Look for the word "JSON" in the entries and copy each line where it appears.

═════ DATA RECORDS

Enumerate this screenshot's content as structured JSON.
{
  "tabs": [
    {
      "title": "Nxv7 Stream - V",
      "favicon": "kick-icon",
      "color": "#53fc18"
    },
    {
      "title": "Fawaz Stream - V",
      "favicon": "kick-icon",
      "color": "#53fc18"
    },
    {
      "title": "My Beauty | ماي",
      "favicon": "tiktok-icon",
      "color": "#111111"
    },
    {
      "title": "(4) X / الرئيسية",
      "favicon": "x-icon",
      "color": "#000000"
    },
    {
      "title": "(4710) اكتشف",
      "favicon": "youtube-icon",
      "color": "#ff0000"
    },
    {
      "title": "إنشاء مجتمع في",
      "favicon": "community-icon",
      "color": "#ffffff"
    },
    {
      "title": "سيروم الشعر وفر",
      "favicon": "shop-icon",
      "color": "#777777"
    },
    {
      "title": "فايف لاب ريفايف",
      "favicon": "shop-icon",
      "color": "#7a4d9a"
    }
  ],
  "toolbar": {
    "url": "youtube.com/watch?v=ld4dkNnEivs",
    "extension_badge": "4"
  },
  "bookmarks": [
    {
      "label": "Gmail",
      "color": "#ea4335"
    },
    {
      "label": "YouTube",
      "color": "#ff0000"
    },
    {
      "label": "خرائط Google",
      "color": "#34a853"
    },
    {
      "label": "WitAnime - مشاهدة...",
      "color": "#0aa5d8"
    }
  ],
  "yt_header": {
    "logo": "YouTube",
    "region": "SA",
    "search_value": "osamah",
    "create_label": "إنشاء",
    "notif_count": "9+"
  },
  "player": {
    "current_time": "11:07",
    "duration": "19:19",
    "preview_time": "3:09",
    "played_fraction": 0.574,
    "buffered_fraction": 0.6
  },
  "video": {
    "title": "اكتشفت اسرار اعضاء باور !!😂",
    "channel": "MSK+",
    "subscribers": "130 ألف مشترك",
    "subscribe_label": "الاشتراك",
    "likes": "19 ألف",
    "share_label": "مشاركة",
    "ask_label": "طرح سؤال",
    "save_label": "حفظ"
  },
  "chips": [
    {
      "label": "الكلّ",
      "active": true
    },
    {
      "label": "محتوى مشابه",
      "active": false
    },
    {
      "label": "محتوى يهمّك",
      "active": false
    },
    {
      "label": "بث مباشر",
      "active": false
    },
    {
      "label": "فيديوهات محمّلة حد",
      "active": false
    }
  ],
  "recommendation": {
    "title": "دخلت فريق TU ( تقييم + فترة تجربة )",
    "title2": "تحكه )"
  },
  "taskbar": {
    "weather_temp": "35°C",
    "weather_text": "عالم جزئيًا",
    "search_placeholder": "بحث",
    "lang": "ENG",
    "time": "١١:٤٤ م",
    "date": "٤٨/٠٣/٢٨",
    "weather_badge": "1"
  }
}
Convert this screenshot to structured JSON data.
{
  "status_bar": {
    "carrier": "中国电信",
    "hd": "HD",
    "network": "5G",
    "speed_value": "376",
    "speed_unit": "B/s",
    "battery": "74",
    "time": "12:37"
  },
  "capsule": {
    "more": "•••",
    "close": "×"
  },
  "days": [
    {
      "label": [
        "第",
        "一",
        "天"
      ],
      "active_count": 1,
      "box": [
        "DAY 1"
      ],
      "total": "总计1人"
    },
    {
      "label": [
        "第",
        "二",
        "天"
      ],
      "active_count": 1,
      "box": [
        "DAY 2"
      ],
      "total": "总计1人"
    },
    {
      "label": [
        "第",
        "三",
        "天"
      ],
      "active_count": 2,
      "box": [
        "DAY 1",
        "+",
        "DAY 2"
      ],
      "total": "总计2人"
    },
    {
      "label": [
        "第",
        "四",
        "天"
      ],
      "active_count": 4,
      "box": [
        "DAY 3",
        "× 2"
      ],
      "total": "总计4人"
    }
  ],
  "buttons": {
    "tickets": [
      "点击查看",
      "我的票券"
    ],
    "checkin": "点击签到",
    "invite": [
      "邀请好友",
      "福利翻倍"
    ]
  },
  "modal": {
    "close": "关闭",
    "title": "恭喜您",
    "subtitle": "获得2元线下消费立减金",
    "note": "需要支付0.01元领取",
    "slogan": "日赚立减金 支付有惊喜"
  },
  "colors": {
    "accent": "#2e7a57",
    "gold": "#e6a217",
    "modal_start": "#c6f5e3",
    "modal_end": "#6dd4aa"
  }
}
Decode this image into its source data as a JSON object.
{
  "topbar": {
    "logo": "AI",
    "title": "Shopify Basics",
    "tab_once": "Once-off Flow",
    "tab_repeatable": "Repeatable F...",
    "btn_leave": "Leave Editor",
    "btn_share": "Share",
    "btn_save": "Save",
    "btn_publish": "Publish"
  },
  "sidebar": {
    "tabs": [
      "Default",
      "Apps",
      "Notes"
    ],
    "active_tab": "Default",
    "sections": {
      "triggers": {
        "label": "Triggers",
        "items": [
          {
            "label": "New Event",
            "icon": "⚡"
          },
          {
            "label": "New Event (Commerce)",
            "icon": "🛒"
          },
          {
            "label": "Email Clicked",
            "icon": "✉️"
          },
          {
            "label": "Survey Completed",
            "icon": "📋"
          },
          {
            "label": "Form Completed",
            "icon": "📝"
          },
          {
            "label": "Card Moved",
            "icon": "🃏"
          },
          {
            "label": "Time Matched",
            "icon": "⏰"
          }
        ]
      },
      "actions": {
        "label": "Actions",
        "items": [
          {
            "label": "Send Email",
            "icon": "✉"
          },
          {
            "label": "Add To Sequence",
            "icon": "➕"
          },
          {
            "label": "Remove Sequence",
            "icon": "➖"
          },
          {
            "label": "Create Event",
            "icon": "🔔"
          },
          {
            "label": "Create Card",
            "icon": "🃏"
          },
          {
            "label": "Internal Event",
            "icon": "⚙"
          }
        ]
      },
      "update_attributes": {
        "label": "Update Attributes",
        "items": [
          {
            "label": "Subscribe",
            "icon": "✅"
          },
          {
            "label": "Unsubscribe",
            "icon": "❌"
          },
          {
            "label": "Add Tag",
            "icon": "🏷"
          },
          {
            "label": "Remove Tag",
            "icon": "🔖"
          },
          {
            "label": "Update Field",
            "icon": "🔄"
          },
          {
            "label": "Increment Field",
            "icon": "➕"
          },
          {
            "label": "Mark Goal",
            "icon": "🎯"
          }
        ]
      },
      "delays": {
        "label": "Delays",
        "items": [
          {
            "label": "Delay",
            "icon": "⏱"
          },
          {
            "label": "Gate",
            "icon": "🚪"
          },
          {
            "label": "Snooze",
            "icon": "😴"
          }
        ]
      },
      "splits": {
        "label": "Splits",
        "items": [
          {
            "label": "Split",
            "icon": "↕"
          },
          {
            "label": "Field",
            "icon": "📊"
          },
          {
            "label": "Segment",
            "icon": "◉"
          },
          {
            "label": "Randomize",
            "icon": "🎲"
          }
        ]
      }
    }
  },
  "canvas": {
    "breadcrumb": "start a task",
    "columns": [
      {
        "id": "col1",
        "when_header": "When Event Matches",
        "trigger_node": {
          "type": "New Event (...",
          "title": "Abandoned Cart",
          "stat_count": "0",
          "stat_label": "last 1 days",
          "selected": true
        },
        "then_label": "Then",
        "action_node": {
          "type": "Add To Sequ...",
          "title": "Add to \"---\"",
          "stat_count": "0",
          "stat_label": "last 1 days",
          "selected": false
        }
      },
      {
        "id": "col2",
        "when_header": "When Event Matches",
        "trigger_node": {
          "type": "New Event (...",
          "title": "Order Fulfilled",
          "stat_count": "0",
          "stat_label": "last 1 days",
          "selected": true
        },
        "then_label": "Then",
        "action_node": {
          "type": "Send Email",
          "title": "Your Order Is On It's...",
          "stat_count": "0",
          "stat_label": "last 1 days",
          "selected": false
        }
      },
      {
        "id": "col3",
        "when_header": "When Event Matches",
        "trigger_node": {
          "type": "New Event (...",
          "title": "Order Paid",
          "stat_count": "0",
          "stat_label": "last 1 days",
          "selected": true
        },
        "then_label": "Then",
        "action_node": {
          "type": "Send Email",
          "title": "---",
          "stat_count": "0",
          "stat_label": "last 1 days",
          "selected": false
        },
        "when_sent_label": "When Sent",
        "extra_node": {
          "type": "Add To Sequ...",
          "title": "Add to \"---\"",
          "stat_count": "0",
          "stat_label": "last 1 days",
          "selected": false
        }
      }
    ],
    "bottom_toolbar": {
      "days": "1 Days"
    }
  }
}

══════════

> _WRITTEN REPLY_
Enumerate this screenshot's content as structured JSON.
Convert this screenshot to structured JSON data.
Decode this image into its source data as a JSON object.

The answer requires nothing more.